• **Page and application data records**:
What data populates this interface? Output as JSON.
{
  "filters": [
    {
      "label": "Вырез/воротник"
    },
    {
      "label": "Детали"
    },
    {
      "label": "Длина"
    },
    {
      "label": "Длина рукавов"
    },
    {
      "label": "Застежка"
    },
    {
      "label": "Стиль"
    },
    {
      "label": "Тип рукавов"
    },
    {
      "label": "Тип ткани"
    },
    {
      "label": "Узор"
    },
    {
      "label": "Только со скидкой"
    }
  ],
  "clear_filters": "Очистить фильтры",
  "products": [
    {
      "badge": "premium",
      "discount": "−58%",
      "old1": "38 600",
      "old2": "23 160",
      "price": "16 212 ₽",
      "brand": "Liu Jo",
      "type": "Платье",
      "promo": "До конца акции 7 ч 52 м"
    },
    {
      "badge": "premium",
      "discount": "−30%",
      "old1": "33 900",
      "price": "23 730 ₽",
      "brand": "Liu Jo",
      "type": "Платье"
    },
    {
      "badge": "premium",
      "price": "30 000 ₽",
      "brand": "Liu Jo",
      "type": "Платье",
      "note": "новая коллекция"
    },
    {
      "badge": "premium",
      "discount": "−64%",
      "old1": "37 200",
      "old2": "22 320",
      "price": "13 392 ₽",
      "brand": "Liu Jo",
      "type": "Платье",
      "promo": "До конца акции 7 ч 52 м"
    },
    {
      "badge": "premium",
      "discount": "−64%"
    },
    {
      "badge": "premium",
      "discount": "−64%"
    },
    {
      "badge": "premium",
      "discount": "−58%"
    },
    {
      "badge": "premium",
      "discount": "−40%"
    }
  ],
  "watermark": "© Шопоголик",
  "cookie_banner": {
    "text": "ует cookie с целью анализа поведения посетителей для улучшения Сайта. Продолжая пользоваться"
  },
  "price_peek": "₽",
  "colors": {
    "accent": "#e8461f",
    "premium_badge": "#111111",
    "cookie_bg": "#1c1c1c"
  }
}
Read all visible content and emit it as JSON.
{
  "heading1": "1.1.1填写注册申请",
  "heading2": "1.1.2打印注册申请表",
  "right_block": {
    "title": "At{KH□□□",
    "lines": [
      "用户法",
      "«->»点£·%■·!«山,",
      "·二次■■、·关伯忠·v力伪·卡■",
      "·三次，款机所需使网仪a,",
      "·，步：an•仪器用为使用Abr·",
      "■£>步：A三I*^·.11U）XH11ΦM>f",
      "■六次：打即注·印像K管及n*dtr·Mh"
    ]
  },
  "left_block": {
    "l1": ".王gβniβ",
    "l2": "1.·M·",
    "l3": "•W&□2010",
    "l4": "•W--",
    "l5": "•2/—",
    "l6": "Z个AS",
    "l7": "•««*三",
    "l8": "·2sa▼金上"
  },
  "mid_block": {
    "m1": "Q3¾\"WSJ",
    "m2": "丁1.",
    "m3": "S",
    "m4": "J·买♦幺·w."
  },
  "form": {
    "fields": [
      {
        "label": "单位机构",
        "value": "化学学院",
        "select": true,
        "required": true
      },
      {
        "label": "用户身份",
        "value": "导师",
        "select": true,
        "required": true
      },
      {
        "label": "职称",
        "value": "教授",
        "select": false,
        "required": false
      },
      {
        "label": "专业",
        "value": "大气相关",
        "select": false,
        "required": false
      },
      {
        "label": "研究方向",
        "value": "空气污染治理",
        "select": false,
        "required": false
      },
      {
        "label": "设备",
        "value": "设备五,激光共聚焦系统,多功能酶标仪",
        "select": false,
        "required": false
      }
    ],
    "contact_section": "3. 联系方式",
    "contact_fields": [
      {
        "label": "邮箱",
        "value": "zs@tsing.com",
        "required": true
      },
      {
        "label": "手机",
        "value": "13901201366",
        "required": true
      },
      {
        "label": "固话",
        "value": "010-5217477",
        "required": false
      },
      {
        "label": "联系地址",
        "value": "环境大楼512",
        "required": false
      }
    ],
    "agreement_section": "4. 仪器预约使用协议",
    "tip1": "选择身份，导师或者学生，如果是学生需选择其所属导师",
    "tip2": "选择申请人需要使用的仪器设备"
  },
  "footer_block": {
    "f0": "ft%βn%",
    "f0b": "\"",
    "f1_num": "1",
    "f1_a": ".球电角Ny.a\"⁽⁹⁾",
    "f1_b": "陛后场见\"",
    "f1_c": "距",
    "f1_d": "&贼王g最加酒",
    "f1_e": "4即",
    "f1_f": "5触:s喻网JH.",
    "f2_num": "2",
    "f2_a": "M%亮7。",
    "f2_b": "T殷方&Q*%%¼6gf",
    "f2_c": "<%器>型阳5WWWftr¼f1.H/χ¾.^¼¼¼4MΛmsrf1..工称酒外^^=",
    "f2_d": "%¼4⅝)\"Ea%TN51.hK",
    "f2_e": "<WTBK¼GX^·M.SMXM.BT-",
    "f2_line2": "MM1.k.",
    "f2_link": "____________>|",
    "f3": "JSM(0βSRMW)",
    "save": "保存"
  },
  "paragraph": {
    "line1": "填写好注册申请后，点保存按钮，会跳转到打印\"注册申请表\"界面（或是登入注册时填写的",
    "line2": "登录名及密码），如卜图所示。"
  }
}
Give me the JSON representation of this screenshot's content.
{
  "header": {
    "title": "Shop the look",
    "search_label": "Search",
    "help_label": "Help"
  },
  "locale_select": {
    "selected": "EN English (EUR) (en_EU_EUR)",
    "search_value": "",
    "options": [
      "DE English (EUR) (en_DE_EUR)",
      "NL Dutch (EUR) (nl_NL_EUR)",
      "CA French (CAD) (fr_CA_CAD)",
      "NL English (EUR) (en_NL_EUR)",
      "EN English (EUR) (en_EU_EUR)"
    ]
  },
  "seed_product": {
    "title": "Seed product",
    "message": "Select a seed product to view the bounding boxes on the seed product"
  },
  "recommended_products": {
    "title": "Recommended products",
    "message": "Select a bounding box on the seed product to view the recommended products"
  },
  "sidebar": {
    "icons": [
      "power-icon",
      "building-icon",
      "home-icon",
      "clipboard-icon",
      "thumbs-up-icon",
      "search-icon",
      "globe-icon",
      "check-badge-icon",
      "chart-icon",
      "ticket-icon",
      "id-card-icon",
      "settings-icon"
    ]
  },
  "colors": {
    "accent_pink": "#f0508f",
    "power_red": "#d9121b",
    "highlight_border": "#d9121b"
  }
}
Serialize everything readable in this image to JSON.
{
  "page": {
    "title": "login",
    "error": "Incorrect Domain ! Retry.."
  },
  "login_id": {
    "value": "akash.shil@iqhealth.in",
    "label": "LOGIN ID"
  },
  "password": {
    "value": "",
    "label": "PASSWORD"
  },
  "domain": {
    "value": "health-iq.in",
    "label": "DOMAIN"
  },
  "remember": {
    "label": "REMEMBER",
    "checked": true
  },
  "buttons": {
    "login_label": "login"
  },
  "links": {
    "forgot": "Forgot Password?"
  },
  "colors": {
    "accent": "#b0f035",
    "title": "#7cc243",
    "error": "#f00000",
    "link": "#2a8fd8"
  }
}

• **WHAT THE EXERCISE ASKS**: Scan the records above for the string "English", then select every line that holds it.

• **EXERCISE ANSWER**:
    "selected": "EN English (EUR) (en_EU_EUR)",
      "DE English (EUR) (en_DE_EUR)",
      "NL English (EUR) (en_NL_EUR)",
      "EN English (EUR) (en_EU_EUR)"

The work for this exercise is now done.